Data items:

-*-*-

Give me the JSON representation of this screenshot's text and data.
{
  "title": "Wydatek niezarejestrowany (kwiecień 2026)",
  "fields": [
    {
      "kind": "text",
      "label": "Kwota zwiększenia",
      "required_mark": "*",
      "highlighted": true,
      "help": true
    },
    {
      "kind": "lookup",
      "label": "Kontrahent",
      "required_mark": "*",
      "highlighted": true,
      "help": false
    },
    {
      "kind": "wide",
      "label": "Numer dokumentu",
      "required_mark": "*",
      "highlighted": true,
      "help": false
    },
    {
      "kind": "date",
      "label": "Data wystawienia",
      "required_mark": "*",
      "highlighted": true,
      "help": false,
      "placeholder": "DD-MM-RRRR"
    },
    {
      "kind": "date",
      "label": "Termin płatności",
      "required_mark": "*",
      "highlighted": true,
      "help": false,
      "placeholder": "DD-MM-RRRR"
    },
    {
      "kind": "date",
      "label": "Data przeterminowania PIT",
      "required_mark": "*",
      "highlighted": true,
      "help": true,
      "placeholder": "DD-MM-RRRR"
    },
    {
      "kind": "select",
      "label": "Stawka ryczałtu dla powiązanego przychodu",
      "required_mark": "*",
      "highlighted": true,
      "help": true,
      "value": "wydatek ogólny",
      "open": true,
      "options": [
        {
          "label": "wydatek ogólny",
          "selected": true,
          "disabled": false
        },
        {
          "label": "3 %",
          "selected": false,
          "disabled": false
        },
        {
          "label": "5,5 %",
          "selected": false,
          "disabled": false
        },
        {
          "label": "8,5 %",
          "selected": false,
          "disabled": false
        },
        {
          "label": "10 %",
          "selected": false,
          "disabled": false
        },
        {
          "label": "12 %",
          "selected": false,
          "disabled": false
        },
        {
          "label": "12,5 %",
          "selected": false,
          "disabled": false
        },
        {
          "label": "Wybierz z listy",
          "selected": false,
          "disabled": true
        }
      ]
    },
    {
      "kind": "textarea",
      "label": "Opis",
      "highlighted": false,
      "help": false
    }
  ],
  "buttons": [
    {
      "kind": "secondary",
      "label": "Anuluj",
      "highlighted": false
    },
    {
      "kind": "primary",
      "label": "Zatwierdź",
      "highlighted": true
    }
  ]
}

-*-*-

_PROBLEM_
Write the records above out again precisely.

_EXERCISE SOLUTION_
Give me the JSON representation of this screenshot's text and data.
{
  "title": "Wydatek niezarejestrowany (kwiecień 2026)",
  "fields": [
    {
      "kind": "text",
      "label": "Kwota zwiększenia",
      "required_mark": "*",
      "highlighted": true,
      "help": true
    },
    {
      "kind": "lookup",
      "label": "Kontrahent",
      "required_mark": "*",
      "highlighted": true,
      "help": false
    },
    {
      "kind": "wide",
      "label": "Numer dokumentu",
      "required_mark": "*",
      "highlighted": true,
      "help": false
    },
    {
      "kind": "date",
      "label": "Data wystawienia",
      "required_mark": "*",
      "highlighted": true,
      "help": false,
      "placeholder": "DD-MM-RRRR"
    },
    {
      "kind": "date",
      "label": "Termin płatności",
      "required_mark": "*",
      "highlighted": true,
      "help": false,
      "placeholder": "DD-MM-RRRR"
    },
    {
      "kind": "date",
      "label": "Data przeterminowania PIT",
      "required_mark": "*",
      "highlighted": true,
      "help": true,
      "placeholder": "DD-MM-RRRR"
    },
    {
      "kind": "select",
      "label": "Stawka ryczałtu dla powiązanego przychodu",
      "required_mark": "*",
      "highlighted": true,
      "help": true,
      "value": "wydatek ogólny",
      "open": true,
      "options": [
        {
          "label": "wydatek ogólny",
          "selected": true,
          "disabled": false
        },
        {
          "label": "3 %",
          "selected": false,
          "disabled": false
        },
        {
          "label": "5,5 %",
          "selected": false,
          "disabled": false
        },
        {
          "label": "8,5 %",
          "selected": false,
          "disabled": false
        },
        {
          "label": "10 %",
          "selected": false,
          "disabled": false
        },
        {
          "label": "12 %",
          "selected": false,
          "disabled": false
        },
        {
          "label": "12,5 %",
          "selected": false,
          "disabled": false
        },
        {
          "label": "Wybierz z listy",
          "selected": false,
          "disabled": true
        }
      ]
    },
    {
      "kind": "textarea",
      "label": "Opis",
      "highlighted": false,
      "help": false
    }
  ],
  "buttons": [
    {
      "kind": "secondary",
      "label": "Anuluj",
      "highlighted": false
    },
    {
      "kind": "primary",
      "label": "Zatwierdź",
      "highlighted": true
    }
  ]
}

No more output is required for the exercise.